Google on Tuesday rolled out an enterprise bundle that packages Chrome, management templates and an add-on for dealing with legacy sites and apps, building on the chokehold its browser has on the web.

The collection — prosaically dubbed “enterprise bundle” — includes a Chrome installer (in .msi format), the Legacy Browser Support (LBS) add-on, and a set of templates for applying group policies to Chrome within the company. It was essentially a convenience, since all its components have been available separately.

“The new bundle includes multiple tools in a single download that IT admins need for a simple, managed deployment,” boasted Matt Blumberg, a Chrome product manager on Google’s enterprise and education team, in a post to a company blog.

“Every couple of years, Google makes noise about Chrome in the enterprise,” said Gary Schare, president of Browsium, a maker of browser management tools. Schare was formerly the head of¬†product management for Microsoft’s Internet Explorer (IE). “This looks like Google is trying to make Chrome a better citizen in the enterprise.”

Schare applauded the group policy templates, noting that because Microsoft’s own browsers, IE as well as Windows 10’s Edge, have traditionally been the best equipped for enterprise management, any help from Google on Chrome would be welcome.

The LSB add-on has long been available from the Chrome Web Store, Google’s authorized mart for browser extensions. Once configured by company IT administrators, LSB will automatically open IE11 when links clicked within Chrome lead to websites, web services or web apps requiring, for example, an ActiveX control or Java, neither of which Google’s browser supports.

“When they’re done with the legacy app and type in other URLs that are not specified by the admin, LBS will switch the user back to Chrome,” Blumberg explained.

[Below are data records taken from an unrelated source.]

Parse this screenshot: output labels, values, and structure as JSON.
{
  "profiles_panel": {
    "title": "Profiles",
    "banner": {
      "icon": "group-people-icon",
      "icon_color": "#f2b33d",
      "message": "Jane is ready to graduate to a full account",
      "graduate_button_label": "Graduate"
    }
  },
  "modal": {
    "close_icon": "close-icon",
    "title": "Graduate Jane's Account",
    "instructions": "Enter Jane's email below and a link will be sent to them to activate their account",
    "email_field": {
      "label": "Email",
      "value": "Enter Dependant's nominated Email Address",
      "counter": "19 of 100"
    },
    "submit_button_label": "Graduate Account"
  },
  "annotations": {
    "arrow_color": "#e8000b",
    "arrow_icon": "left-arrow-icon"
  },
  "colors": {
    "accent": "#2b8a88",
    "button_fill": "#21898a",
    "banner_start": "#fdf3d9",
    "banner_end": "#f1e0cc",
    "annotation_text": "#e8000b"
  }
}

Browsium calls that “traffic routing,” the purpose of the Redmond, Wash. firm’s first app, Catalyst. Schare acknowledged that Google’s free LSB is similar to Catalyst, but argued that the latter offers more granular control over what version of the IE rendering engine is called up in specific circumstances.

According to every available metric, Chrome is the most popular browser on the planet. Analytics vendor Net Applications, for instance, pegged its user share, a proxy for the percentage of the world’s desktops that opened Chrome during April, at 59%, a record. As recently as a year ago, Microsoft’s duo of IE and Edge topped the user share chart; Chrome’s share exploded in 2016, largely because Microsoft gave users a Hobson’s choice of upgrading to a newer version of IE.

Instead, millions decided to switch browsers.

But Schare said IE is still king of the enterprise browsers. “IE is still the primary browser,” he asserted, even though Microsoft has reduced it to legacy status. “It’s still an IE world in the enterprise, although there have been dramatic increases in Chrome.”

The reason? Schare cited the huge number of web apps and intranet websites designed for old, now-defunct versions of IE. Because IE11 is — more or less — backwards compatible, and rivals like Chrome or Mozilla’s Firefox are decidedly not, companies stick with Microsoft’s browser rather than spend money to rewrite the apps and sites.

But Gartner Research disagreed with Schare’s contention that IE remains top dog. “Chrome is the de facto standard in the enterprise,” said Michael Silver, a Gartner analyst, in a Tuesday interview. “Yes, IE is still in use, but because it has to be.”

Two years ago, Gartner forecast that Chrome would surpass IE in enterprise usage by the end of 2015. That, in fact, came to pass.

Like Schare, whose company’s business model is predicated on multiple browsers within enterprises, Silver and Gartner have long recommended a two-browser strategy: One to handle legacy apps and sites, the other for everything else. Doing so lets employees access the old but does not punish them by making them access the web with a creaky, sub-standard browser. In that model, whether Schare’s or Silver’s, IE clearly plays the legacy role.

“[Enterprises] need both the legacy browser and a modern one,” Silver said.

It was only in 2015 that Microsoft offered its own “modern” browser, Edge, and pitched dual workplace browsers. But because Edge runs only on Windows 10, and because Windows 10 has yet to make a meaningful appearance on corporate PCs, the pair are unavailable to most customers. Thus, Chrome’s climb.

“We really don’t see Edge yet [used by our customers], because we really don’t see Windows 10 yet,” Schare said.

Silver echoed that. “We don’t find enterprises defaulting to Edge,” he said of those that have moved to Windows 10. “They’re more likely to let users pick whatever they want to use” for the “modern” half of the browser duo.

Google’s Chrome enterprise bundle can be downloaded from the company’s website. Chrome and the group policy templates can also be downloaded separately from the same site.